Data records for software interfaces
______
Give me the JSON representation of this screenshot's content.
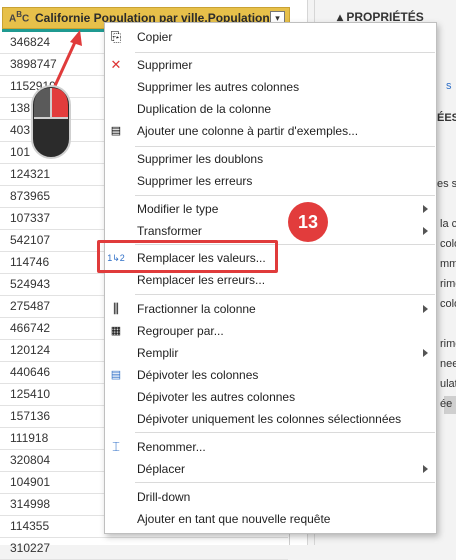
{
  "column": {
    "type_icon": "ABC",
    "title": "Californie Population par ville.Population",
    "dropdown": "▾"
  },
  "rows": [
    "346824",
    "3898747",
    "1152919",
    "138",
    "403",
    "101",
    "124321",
    "873965",
    "107337",
    "542107",
    "114746",
    "524943",
    "275487",
    "466742",
    "120124",
    "440646",
    "125410",
    "157136",
    "111918",
    "320804",
    "104901",
    "314998",
    "114355",
    "310227"
  ],
  "panel": {
    "title": "PROPRIÉTÉS",
    "fragments": [
      "s",
      "ÉES",
      "es su",
      "la c",
      "colo",
      "mme",
      "rime",
      "colo",
      "rime",
      "nee",
      "ulati",
      "ée"
    ]
  },
  "annotation": {
    "badge": "13"
  },
  "menu": {
    "items": [
      {
        "label": "Copier",
        "icon": "copy-icon"
      },
      {
        "label": "Supprimer",
        "icon": "delete-icon"
      },
      {
        "label": "Supprimer les autres colonnes",
        "icon": ""
      },
      {
        "label": "Duplication de la colonne",
        "icon": ""
      },
      {
        "label": "Ajouter une colonne à partir d'exemples...",
        "icon": "add-column-icon"
      },
      {
        "label": "Supprimer les doublons",
        "icon": ""
      },
      {
        "label": "Supprimer les erreurs",
        "icon": ""
      },
      {
        "label": "Modifier le type",
        "icon": ""
      },
      {
        "label": "Transformer",
        "icon": ""
      },
      {
        "label": "Remplacer les valeurs...",
        "icon": "replace-values-icon"
      },
      {
        "label": "Remplacer les erreurs...",
        "icon": ""
      },
      {
        "label": "Fractionner la colonne",
        "icon": "split-column-icon"
      },
      {
        "label": "Regrouper par...",
        "icon": "group-by-icon"
      },
      {
        "label": "Remplir",
        "icon": ""
      },
      {
        "label": "Dépivoter les colonnes",
        "icon": "unpivot-icon"
      },
      {
        "label": "Dépivoter les autres colonnes",
        "icon": ""
      },
      {
        "label": "Dépivoter uniquement les colonnes sélectionnées",
        "icon": ""
      },
      {
        "label": "Renommer...",
        "icon": "rename-icon"
      },
      {
        "label": "Déplacer",
        "icon": ""
      },
      {
        "label": "Drill-down",
        "icon": ""
      },
      {
        "label": "Ajouter en tant que nouvelle requête",
        "icon": ""
      }
    ]
  },
  "colors": {
    "header": "#e7c04a",
    "accent_line": "#1f9a91",
    "highlight": "#e03b3b",
    "link": "#2f6fc7"
  }
}
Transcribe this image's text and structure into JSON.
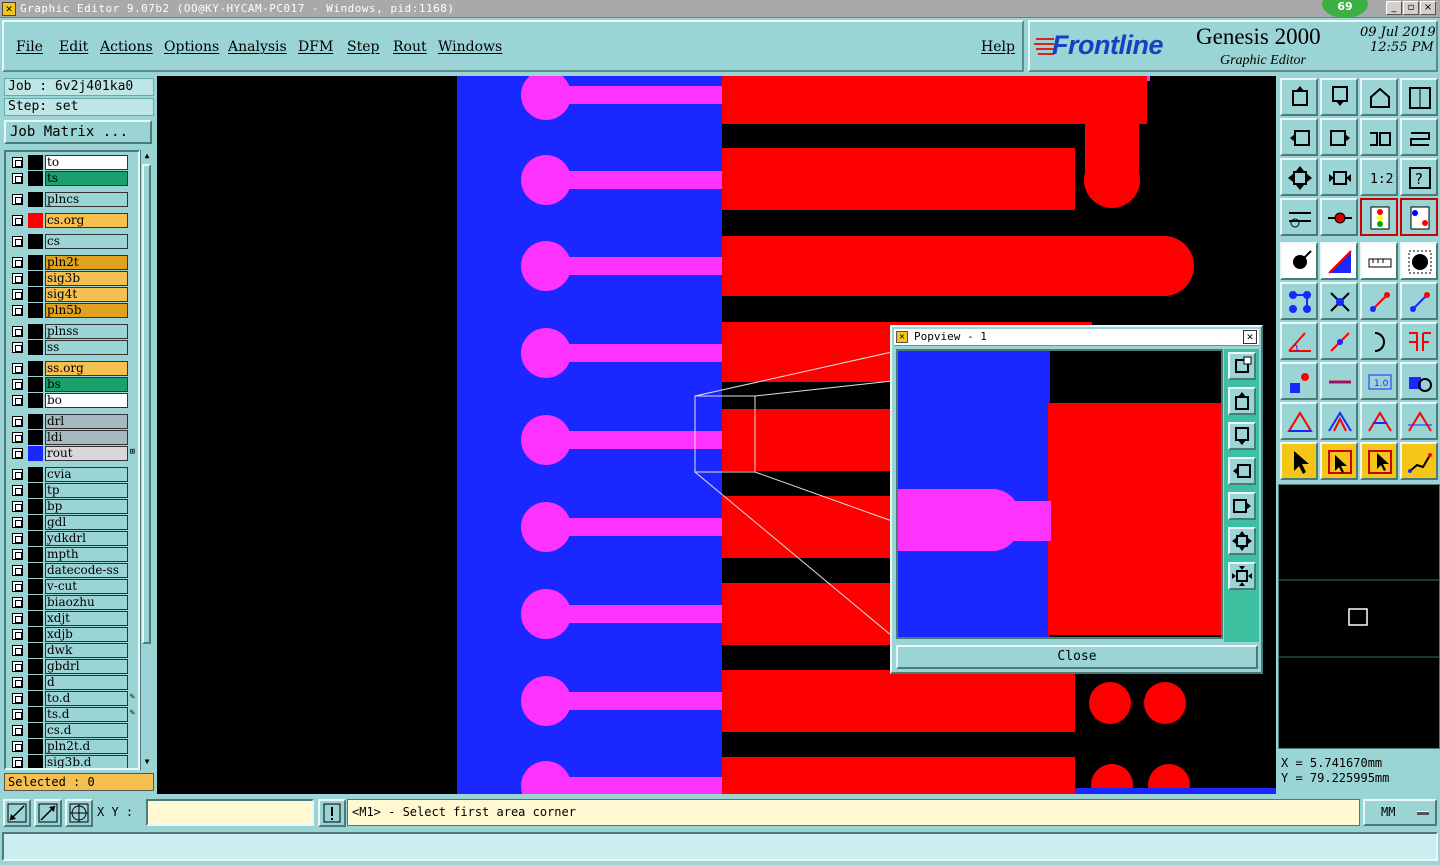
{
  "window": {
    "title": "Graphic Editor 9.07b2 (OO@KY-HYCAM-PC017 - Windows, pid:1168)",
    "badge": "69",
    "controls": [
      "_",
      "▫",
      "×"
    ]
  },
  "menu": {
    "items": [
      "File",
      "Edit",
      "Actions",
      "Options",
      "Analysis",
      "DFM",
      "Step",
      "Rout",
      "Windows"
    ],
    "help": "Help"
  },
  "brand": {
    "logo": "Frontline",
    "product": "Genesis 2000",
    "subtitle": "Graphic Editor",
    "date": "09 Jul 2019",
    "time": "12:55 PM"
  },
  "job": {
    "job_label": "Job : 6v2j401ka0",
    "step_label": "Step: set",
    "matrix_button": "Job Matrix ..."
  },
  "layers": [
    {
      "name": "to",
      "color": "#ffffff",
      "swatch": "#000000"
    },
    {
      "name": "ts",
      "color": "#1aa06a",
      "swatch": "#000000"
    },
    {
      "name": "plncs",
      "color": "#9ad4d4",
      "swatch": "#000000"
    },
    {
      "name": "cs.org",
      "color": "#f5c050",
      "swatch": "#ff0000"
    },
    {
      "name": "cs",
      "color": "#9ad4d4",
      "swatch": "#000000"
    },
    {
      "name": "pln2t",
      "color": "#e0a020",
      "swatch": "#000000"
    },
    {
      "name": "sig3b",
      "color": "#f5c050",
      "swatch": "#000000"
    },
    {
      "name": "sig4t",
      "color": "#f5c050",
      "swatch": "#000000"
    },
    {
      "name": "pln5b",
      "color": "#e0a020",
      "swatch": "#000000"
    },
    {
      "name": "plnss",
      "color": "#9ad4d4",
      "swatch": "#000000"
    },
    {
      "name": "ss",
      "color": "#9ad4d4",
      "swatch": "#000000"
    },
    {
      "name": "ss.org",
      "color": "#f5c050",
      "swatch": "#000000"
    },
    {
      "name": "bs",
      "color": "#1aa06a",
      "swatch": "#000000"
    },
    {
      "name": "bo",
      "color": "#ffffff",
      "swatch": "#000000"
    },
    {
      "name": "drl",
      "color": "#a8b8c0",
      "swatch": "#000000"
    },
    {
      "name": "ldi",
      "color": "#a8b8c0",
      "swatch": "#000000"
    },
    {
      "name": "rout",
      "color": "#d8d8d8",
      "swatch": "#1a28ff",
      "mark": "⊞"
    },
    {
      "name": "cvia",
      "color": "#9ad4d4",
      "swatch": "#000000"
    },
    {
      "name": "tp",
      "color": "#9ad4d4",
      "swatch": "#000000"
    },
    {
      "name": "bp",
      "color": "#9ad4d4",
      "swatch": "#000000"
    },
    {
      "name": "gdl",
      "color": "#9ad4d4",
      "swatch": "#000000"
    },
    {
      "name": "ydkdrl",
      "color": "#9ad4d4",
      "swatch": "#000000"
    },
    {
      "name": "mpth",
      "color": "#9ad4d4",
      "swatch": "#000000"
    },
    {
      "name": "datecode-ss",
      "color": "#9ad4d4",
      "swatch": "#000000"
    },
    {
      "name": "v-cut",
      "color": "#9ad4d4",
      "swatch": "#000000"
    },
    {
      "name": "biaozhu",
      "color": "#9ad4d4",
      "swatch": "#000000"
    },
    {
      "name": "xdjt",
      "color": "#9ad4d4",
      "swatch": "#000000"
    },
    {
      "name": "xdjb",
      "color": "#9ad4d4",
      "swatch": "#000000"
    },
    {
      "name": "dwk",
      "color": "#9ad4d4",
      "swatch": "#000000"
    },
    {
      "name": "gbdrl",
      "color": "#9ad4d4",
      "swatch": "#000000"
    },
    {
      "name": "d",
      "color": "#9ad4d4",
      "swatch": "#000000"
    },
    {
      "name": "to.d",
      "color": "#9ad4d4",
      "swatch": "#000000",
      "mark": "✎"
    },
    {
      "name": "ts.d",
      "color": "#9ad4d4",
      "swatch": "#000000",
      "mark": "✎"
    },
    {
      "name": "cs.d",
      "color": "#9ad4d4",
      "swatch": "#000000"
    },
    {
      "name": "pln2t.d",
      "color": "#9ad4d4",
      "swatch": "#000000"
    },
    {
      "name": "sig3b.d",
      "color": "#9ad4d4",
      "swatch": "#000000"
    }
  ],
  "selected": "Selected : 0",
  "popview": {
    "title": "Popview - 1",
    "close_label": "Close"
  },
  "coords": {
    "x": "X  =  5.741670mm",
    "y": "Y  = 79.225995mm"
  },
  "bottom": {
    "xy_label": "X Y :",
    "xy_value": "",
    "prompt": "<M1> - Select first area corner",
    "units": "MM"
  },
  "colors": {
    "panel": "#9ad4d4",
    "blue_layer": "#1a28ff",
    "red_layer": "#ff0000",
    "magenta_layer": "#ff33ff"
  },
  "icons": {
    "toolbar": [
      "zoom-home-icon",
      "zoom-in-icon",
      "home-icon",
      "full-view-icon",
      "pan-left-icon",
      "pan-right-icon",
      "undo-view-icon",
      "redraw-icon",
      "fit-icon",
      "center-icon",
      "scale-1-2-icon",
      "help-query-icon",
      "measure-icon",
      "snap-icon",
      "layers-icon",
      "layers-icon-2",
      "select-icon",
      "line-icon",
      "ruler-icon",
      "pad-icon",
      "node-icon",
      "cross-icon",
      "connect-icon",
      "connect-icon-2",
      "angle-icon",
      "slash-icon",
      "arc-icon",
      "flip-icon",
      "point-icon",
      "minus-icon",
      "dimension-icon",
      "shapes-icon",
      "triangle-icon",
      "triangle-icon-2",
      "triangle-icon-3",
      "triangle-icon-4",
      "pointer-icon",
      "pointer-box-icon",
      "pointer-box-icon-2",
      "path-icon"
    ]
  }
}
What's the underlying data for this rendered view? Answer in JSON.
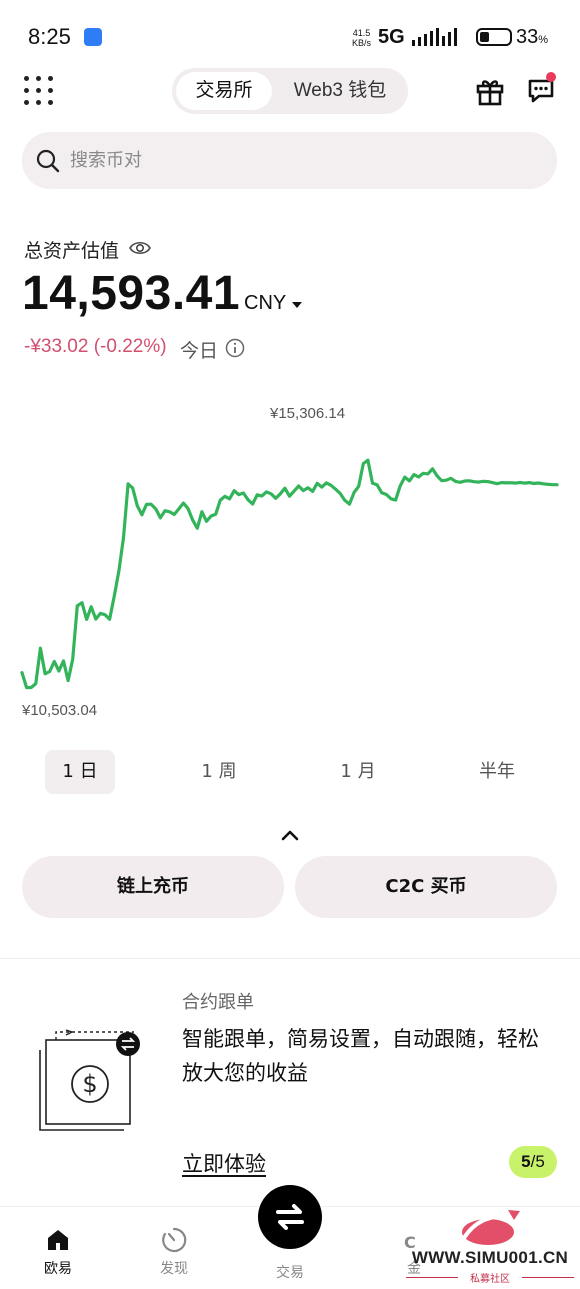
{
  "status_bar": {
    "time": "8:25",
    "speed_value": "41.5",
    "speed_unit": "KB/s",
    "network": "5G",
    "battery_level": 0.33,
    "battery_text": "33",
    "battery_unit": "%"
  },
  "header": {
    "tabs": [
      {
        "label": "交易所",
        "active": true
      },
      {
        "label": "Web3 钱包",
        "active": false
      }
    ]
  },
  "search": {
    "placeholder": "搜索币对"
  },
  "assets": {
    "label": "总资产估值",
    "value": "14,593.41",
    "currency": "CNY",
    "change": "-¥33.02 (-0.22%)",
    "change_period": "今日"
  },
  "chart_data": {
    "type": "line",
    "max_label": "¥15,306.14",
    "min_label": "¥10,503.04",
    "max": 15306.14,
    "min": 10503.04,
    "color": "#33b45a",
    "grid": false,
    "values": [
      10853,
      10582,
      10585,
      10654,
      11294,
      10831,
      10874,
      11053,
      10883,
      11064,
      10708,
      11094,
      12060,
      12115,
      11814,
      12041,
      11819,
      11923,
      11899,
      11816,
      12229,
      12691,
      13289,
      14260,
      14184,
      13866,
      13703,
      13890,
      13894,
      13807,
      13648,
      13776,
      13756,
      13709,
      13810,
      13914,
      13817,
      13610,
      13460,
      13759,
      13586,
      13681,
      13713,
      13969,
      14036,
      13990,
      14137,
      14067,
      14097,
      13976,
      13898,
      14063,
      14043,
      14116,
      14082,
      14000,
      14082,
      14183,
      14038,
      14130,
      14222,
      14139,
      14190,
      14125,
      14272,
      14203,
      14279,
      14236,
      14165,
      14087,
      13964,
      13896,
      14108,
      14218,
      14627,
      14688,
      14274,
      14244,
      14101,
      14069,
      13992,
      13969,
      14224,
      14384,
      14315,
      14428,
      14386,
      14452,
      14442,
      14533,
      14405,
      14319,
      14328,
      14361,
      14306,
      14289,
      14313,
      14317,
      14300,
      14293,
      14307,
      14302,
      14285,
      14265,
      14285,
      14279,
      14283,
      14276,
      14286,
      14275,
      14285,
      14267,
      14277,
      14263,
      14253,
      14246,
      14247
    ]
  },
  "periods": [
    {
      "label": "1 日",
      "active": true
    },
    {
      "label": "1 周",
      "active": false
    },
    {
      "label": "1 月",
      "active": false
    },
    {
      "label": "半年",
      "active": false
    }
  ],
  "actions": {
    "deposit": "链上充币",
    "buy": "C2C 买币"
  },
  "promo": {
    "title": "合约跟单",
    "description": "智能跟单，简易设置，自动跟随，轻松放大您的收益",
    "cta": "立即体验",
    "page_current": "5",
    "page_total": "/5"
  },
  "bottom_nav": [
    {
      "label": "欧易",
      "icon": "home-icon",
      "active": true
    },
    {
      "label": "发现",
      "icon": "discover-icon",
      "active": false
    },
    {
      "label": "交易",
      "icon": "swap-icon",
      "active": false
    },
    {
      "label": "金",
      "icon": "finance-icon",
      "active": false
    }
  ],
  "watermark": {
    "url": "WWW.SIMU001.CN",
    "subtitle": "私募社区"
  },
  "colors": {
    "accent_green": "#33b45a",
    "negative": "#d24f6e",
    "pill_bg": "#f2ecee",
    "badge": "#c8f26a",
    "notify_dot": "#ea3a5a"
  }
}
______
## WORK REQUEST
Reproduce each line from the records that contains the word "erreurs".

## RESULT OF THIS TASK
        "label": "Supprimer les erreurs",
        "label": "Remplacer les erreurs...",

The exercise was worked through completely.